Although carbon monoxide and cyanate have been used to increase the affinity of sickle hemoglobin for oxygen (thus reducing sickling) in vitro , the therapy is too toxic to be used in vivo . Because low-dose inhaled nitric oxide (NO) has been shown to increase the oxygen affinity of sickle hemoglobin erythrocytes in vitro and in vivo , Martinez-Ruiz et al. studied the effects of NO breathing at various doses and time regimens in the presence of severe hypoxia (6% oxygen) using the transgenic SAD mouse model.
Fifty-nine SAD mice were divided into two groups and exposed to either hypoxia or no hypoxia plus NO gas (in doses from 9 to 60 parts per million [ppm]). Their survival was recorded for up to 1 h or until death. Tail blood samples were collected before and after hypoxia to study erythrocyte structure. The percent of erythrocytes that were sickled, deformed, or normal were compared between prehypoxic and posthypoxic samples with and without NO exposure. Oxygen hemoglobin dissociation curves were determined in an additional five mice before and after 60 minutes’ exposure to 20 ppm NO breathing at 21% oxygen.
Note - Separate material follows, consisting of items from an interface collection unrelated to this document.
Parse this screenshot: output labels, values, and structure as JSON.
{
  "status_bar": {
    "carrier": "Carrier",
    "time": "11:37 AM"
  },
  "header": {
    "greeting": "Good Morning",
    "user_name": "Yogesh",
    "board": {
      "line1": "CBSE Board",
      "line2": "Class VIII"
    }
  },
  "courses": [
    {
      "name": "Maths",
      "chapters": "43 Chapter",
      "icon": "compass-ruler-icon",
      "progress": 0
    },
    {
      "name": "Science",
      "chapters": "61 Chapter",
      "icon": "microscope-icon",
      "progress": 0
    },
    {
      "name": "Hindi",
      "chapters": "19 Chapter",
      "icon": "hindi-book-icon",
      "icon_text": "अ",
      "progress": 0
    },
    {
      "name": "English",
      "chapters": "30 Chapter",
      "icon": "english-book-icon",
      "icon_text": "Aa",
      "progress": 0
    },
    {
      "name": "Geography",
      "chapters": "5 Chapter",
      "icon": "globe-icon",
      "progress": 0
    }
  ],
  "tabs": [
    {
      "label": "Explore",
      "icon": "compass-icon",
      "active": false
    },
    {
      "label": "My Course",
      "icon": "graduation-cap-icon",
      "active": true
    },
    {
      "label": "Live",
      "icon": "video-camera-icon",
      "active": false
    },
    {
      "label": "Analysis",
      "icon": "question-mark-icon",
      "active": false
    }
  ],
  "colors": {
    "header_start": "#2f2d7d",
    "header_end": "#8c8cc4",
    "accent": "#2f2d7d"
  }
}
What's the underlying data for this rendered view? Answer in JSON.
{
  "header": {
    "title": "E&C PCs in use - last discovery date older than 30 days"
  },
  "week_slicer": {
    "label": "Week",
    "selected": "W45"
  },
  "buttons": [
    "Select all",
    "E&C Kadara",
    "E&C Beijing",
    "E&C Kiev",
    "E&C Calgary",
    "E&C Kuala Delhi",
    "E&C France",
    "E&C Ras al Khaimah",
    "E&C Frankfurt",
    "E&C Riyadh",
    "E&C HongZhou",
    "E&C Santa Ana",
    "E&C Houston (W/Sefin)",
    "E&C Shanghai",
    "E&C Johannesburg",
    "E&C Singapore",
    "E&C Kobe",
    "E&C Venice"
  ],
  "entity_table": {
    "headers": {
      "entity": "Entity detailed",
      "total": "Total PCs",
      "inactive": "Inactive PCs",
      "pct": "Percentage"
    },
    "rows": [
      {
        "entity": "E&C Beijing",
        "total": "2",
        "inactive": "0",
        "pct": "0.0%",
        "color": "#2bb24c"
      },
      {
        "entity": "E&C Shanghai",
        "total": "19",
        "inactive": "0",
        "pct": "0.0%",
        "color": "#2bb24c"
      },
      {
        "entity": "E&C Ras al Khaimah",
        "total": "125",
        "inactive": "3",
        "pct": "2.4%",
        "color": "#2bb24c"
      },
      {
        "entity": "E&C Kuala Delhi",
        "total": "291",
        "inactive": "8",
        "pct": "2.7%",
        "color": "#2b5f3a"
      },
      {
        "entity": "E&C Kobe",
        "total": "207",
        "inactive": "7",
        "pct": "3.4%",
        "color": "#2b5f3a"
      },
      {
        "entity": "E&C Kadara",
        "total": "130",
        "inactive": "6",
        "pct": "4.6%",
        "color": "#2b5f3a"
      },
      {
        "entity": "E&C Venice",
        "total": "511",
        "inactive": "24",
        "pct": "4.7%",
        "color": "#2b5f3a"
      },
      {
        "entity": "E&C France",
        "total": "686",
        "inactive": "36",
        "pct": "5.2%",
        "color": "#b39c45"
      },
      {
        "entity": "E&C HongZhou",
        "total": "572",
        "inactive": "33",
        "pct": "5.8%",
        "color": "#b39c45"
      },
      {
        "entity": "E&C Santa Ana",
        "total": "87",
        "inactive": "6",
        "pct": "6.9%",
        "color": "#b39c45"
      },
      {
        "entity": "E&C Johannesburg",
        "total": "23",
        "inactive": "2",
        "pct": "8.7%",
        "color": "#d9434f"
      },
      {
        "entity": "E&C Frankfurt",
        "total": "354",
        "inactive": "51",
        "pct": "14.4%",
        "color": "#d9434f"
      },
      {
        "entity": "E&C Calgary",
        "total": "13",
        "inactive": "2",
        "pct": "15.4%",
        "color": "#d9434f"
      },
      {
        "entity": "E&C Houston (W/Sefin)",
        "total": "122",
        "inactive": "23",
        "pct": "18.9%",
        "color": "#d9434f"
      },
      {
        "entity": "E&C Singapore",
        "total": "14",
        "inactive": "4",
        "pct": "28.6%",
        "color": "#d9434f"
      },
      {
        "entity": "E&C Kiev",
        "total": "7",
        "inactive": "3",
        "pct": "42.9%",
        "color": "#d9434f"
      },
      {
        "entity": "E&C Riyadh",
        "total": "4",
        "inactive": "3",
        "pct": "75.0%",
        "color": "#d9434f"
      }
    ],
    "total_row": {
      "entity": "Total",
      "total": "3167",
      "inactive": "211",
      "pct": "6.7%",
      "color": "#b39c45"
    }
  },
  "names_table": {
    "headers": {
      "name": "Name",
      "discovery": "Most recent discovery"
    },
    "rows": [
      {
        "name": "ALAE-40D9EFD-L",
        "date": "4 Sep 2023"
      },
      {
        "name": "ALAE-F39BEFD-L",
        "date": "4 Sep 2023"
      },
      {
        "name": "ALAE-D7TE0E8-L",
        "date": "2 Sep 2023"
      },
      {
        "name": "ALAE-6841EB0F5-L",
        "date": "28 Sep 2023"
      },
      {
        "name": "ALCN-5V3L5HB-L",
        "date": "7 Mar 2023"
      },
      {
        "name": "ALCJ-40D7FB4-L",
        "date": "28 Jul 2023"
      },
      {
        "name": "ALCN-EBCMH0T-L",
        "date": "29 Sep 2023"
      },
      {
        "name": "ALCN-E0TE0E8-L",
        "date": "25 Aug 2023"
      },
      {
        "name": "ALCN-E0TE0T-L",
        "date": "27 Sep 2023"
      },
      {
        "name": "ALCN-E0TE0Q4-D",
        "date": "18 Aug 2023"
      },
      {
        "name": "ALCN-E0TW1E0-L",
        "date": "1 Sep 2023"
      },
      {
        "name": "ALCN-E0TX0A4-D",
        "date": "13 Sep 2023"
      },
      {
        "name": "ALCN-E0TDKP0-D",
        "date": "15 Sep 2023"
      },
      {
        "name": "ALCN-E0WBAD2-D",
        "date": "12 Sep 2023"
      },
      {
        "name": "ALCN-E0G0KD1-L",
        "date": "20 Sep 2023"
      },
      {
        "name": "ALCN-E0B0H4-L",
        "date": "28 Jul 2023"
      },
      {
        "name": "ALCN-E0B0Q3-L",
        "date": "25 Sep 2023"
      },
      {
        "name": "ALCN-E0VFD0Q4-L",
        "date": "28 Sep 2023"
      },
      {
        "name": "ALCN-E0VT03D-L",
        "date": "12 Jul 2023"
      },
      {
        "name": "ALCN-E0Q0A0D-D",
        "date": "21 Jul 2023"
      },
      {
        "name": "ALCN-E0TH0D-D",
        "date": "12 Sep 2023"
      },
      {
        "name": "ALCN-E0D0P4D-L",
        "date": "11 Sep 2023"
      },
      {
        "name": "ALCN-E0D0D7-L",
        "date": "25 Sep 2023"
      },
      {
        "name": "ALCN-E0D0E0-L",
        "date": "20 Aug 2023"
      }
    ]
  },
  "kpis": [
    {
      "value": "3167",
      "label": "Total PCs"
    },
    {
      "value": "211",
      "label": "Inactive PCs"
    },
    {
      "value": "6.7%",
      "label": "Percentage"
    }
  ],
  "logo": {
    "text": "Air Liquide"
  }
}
The SAD mice had improved survival rates when they breathed 20 ppm NO gas in air for 30 min before and during severe hypoxic gas exposure. The beneficial, protective effects of NO seemed to be rapid and dose dependent. Pretreatment alone or breathing lower doses of NO were not protective. Changes in hemoglobin SAD oxygen affinity were not detected with NO breathing, and methemoglobinemia levels were low in all mice. Multiple mechanisms and sites, such as hemoglobin interactions and vascular and blood cell components, may be involved in the beneficial effects of inhaled NO. Further studies may delineate and define mechanisms and illuminate the possible role of NO as a therapeutic intervention for sickle cell disease.